START Material provided

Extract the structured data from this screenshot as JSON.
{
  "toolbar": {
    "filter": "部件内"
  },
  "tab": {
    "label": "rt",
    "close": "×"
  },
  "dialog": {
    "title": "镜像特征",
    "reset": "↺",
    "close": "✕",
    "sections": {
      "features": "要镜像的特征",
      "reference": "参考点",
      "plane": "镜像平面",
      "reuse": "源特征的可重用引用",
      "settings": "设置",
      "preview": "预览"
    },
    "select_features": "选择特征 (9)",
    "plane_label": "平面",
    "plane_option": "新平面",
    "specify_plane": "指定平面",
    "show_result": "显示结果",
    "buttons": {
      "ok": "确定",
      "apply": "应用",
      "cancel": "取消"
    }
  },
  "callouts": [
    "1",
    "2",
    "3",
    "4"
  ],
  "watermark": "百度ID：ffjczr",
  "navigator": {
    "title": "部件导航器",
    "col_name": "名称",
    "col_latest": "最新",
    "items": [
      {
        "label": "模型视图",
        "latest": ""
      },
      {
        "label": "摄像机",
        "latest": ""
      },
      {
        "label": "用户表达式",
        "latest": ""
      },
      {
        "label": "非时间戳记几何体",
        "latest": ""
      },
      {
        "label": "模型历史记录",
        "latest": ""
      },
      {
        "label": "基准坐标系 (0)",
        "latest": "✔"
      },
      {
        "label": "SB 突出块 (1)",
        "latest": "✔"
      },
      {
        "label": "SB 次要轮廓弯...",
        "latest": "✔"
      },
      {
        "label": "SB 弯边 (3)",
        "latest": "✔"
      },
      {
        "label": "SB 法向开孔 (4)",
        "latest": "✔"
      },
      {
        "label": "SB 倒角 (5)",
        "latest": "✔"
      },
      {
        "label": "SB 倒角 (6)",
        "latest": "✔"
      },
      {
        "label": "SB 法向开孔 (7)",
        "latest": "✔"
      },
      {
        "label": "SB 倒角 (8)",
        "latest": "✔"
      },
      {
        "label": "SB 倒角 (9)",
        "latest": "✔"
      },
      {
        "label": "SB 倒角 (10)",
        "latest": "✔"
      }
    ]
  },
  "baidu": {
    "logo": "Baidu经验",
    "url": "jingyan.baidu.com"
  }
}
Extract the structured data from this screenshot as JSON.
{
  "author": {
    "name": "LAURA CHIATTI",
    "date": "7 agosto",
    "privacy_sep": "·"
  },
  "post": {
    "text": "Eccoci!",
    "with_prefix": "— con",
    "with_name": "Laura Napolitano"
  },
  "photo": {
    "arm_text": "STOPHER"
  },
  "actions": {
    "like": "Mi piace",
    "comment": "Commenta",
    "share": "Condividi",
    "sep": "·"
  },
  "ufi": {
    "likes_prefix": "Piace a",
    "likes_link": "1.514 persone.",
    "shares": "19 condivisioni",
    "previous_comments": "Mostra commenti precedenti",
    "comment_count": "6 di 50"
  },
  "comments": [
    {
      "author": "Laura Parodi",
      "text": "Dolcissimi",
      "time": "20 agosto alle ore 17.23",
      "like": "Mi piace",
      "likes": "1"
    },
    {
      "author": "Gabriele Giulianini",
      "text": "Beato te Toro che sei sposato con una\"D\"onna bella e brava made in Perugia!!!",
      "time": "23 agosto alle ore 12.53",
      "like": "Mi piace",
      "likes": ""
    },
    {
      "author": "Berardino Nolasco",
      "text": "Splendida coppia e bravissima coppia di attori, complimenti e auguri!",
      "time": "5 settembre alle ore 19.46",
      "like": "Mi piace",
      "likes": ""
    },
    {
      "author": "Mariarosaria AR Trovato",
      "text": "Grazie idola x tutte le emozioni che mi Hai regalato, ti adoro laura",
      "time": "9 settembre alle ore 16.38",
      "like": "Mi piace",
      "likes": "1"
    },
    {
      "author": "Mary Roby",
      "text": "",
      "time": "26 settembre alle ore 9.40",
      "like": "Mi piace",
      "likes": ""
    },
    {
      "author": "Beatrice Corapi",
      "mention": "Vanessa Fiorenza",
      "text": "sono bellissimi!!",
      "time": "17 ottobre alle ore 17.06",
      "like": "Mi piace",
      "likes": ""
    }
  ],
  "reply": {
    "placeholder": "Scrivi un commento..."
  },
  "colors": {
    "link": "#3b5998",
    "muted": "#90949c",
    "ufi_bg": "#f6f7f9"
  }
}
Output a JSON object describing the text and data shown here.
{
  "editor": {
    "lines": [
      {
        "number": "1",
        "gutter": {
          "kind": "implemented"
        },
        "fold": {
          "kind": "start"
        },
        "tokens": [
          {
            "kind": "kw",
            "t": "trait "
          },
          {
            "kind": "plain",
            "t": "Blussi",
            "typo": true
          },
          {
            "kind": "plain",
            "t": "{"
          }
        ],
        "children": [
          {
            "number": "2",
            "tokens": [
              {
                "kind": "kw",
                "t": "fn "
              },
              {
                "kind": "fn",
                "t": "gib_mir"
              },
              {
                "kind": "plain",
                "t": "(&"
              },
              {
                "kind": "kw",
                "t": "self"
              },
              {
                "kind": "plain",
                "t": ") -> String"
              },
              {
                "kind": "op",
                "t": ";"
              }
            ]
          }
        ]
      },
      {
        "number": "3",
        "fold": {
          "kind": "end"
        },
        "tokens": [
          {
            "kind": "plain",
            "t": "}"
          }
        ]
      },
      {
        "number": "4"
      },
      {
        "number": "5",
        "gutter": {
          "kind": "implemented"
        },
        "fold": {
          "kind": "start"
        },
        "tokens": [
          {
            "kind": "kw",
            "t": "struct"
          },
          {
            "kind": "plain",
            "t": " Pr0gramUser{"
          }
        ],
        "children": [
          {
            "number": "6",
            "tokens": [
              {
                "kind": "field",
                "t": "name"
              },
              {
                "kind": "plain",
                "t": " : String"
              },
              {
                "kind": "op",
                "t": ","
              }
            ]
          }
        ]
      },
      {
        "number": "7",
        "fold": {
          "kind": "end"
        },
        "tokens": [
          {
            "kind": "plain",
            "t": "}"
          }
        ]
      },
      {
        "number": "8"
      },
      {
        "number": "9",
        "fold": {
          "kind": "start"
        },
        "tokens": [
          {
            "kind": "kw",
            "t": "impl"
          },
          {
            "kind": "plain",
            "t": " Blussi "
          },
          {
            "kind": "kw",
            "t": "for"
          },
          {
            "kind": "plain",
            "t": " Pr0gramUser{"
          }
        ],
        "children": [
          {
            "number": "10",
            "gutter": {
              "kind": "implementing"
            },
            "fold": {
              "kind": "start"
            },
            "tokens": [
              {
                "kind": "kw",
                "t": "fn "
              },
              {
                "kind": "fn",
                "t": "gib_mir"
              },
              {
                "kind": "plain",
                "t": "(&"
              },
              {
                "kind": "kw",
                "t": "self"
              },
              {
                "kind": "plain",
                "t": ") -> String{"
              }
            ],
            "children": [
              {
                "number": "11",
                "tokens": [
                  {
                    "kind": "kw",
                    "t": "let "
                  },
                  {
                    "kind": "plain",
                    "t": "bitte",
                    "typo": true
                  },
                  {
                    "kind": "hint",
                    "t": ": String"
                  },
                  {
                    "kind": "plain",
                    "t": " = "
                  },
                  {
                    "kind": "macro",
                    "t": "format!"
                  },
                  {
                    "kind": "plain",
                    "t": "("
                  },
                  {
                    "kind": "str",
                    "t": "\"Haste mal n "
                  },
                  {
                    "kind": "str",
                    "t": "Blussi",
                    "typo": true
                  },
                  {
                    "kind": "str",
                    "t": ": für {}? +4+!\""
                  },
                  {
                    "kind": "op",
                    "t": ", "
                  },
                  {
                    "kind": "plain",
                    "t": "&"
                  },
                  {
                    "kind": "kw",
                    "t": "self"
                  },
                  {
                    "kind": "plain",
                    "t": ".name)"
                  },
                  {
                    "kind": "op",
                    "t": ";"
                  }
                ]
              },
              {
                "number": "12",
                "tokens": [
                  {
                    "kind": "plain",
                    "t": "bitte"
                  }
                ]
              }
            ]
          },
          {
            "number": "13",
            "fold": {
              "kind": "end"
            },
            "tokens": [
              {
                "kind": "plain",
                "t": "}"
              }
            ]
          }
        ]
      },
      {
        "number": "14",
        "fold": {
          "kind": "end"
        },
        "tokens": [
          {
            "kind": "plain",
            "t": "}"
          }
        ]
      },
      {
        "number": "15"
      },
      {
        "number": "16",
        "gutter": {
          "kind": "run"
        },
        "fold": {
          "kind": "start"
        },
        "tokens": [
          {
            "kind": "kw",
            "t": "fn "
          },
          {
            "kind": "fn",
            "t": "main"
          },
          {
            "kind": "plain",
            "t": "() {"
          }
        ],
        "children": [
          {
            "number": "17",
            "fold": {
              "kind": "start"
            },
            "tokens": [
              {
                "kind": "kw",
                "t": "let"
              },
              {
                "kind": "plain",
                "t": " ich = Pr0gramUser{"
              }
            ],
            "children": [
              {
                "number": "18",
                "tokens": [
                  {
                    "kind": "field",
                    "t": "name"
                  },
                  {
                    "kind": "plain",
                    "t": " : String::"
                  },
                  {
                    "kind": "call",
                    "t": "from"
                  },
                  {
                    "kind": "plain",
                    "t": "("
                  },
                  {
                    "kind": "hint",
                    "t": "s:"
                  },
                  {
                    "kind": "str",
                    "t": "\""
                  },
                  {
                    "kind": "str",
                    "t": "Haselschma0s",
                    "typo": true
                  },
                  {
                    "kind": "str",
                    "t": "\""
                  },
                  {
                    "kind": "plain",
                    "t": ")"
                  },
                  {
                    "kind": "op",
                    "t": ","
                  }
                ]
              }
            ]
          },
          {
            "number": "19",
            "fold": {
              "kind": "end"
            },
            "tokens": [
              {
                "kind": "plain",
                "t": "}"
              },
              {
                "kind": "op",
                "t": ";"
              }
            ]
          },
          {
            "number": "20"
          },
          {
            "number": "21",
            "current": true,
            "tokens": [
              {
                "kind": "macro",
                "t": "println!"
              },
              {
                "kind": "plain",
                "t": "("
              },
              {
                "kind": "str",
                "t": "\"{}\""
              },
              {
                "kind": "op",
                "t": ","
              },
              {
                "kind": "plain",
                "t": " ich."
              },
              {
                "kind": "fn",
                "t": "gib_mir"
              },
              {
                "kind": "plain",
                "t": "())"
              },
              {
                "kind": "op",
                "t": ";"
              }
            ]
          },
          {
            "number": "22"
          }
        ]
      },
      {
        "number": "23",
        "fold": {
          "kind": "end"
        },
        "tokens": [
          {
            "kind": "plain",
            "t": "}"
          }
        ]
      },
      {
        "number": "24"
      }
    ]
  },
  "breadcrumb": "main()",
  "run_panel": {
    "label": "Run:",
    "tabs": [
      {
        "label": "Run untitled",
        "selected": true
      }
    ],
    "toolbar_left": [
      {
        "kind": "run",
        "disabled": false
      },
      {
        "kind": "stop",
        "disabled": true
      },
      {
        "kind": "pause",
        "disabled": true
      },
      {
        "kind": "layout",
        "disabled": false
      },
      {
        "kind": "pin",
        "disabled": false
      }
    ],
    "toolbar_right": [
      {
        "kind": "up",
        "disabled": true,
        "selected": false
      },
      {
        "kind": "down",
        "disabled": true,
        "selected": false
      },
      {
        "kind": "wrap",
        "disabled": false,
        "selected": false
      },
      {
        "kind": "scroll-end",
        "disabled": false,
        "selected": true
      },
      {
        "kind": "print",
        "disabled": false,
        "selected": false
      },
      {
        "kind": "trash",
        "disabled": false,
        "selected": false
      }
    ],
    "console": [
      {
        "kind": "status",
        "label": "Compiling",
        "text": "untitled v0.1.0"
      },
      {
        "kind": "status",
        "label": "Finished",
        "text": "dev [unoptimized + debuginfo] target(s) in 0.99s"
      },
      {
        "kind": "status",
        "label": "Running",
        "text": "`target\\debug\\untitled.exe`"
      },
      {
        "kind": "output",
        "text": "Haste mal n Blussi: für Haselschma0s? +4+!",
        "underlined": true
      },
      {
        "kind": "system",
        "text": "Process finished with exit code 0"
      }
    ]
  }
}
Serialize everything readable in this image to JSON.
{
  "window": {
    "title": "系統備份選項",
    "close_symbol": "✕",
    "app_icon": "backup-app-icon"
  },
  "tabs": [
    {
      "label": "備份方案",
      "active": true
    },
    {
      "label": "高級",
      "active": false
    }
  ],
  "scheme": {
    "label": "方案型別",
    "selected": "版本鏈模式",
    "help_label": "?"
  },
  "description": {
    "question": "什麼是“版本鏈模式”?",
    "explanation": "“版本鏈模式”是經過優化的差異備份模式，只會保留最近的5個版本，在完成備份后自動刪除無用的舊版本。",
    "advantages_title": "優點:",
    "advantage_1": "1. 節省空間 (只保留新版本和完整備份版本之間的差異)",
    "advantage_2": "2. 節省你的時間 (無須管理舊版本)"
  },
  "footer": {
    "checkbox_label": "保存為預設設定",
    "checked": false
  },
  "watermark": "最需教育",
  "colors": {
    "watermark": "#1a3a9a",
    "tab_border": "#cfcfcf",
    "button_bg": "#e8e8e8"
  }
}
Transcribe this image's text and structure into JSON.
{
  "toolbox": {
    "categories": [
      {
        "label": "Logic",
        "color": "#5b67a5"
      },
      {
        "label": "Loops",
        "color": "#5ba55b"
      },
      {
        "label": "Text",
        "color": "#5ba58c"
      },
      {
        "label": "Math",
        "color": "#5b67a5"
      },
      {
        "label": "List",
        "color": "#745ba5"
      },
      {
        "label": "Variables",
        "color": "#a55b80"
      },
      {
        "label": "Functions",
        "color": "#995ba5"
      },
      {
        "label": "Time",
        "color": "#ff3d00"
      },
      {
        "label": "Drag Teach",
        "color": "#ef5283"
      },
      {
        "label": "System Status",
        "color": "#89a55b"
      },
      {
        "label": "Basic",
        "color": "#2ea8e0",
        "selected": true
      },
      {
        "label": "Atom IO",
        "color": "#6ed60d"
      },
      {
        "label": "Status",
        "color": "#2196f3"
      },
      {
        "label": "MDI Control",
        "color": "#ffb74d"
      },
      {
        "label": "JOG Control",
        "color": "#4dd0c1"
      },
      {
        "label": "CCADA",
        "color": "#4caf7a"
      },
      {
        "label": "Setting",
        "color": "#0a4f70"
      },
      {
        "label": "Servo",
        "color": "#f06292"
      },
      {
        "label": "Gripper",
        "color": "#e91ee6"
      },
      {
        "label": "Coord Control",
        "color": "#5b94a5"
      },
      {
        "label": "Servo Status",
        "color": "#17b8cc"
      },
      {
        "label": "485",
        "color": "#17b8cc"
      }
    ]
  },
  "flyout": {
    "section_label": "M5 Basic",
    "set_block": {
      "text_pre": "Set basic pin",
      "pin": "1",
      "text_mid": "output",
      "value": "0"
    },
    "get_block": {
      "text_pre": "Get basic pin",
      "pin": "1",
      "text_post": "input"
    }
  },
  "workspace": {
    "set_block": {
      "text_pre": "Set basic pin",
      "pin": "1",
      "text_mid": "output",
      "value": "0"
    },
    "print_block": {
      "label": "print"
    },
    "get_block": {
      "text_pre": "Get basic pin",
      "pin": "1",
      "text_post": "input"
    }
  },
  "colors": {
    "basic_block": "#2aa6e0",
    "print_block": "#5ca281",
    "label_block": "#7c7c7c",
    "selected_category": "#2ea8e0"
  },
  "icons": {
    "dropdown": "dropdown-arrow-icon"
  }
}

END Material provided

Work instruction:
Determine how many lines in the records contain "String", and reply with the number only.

Result below:
5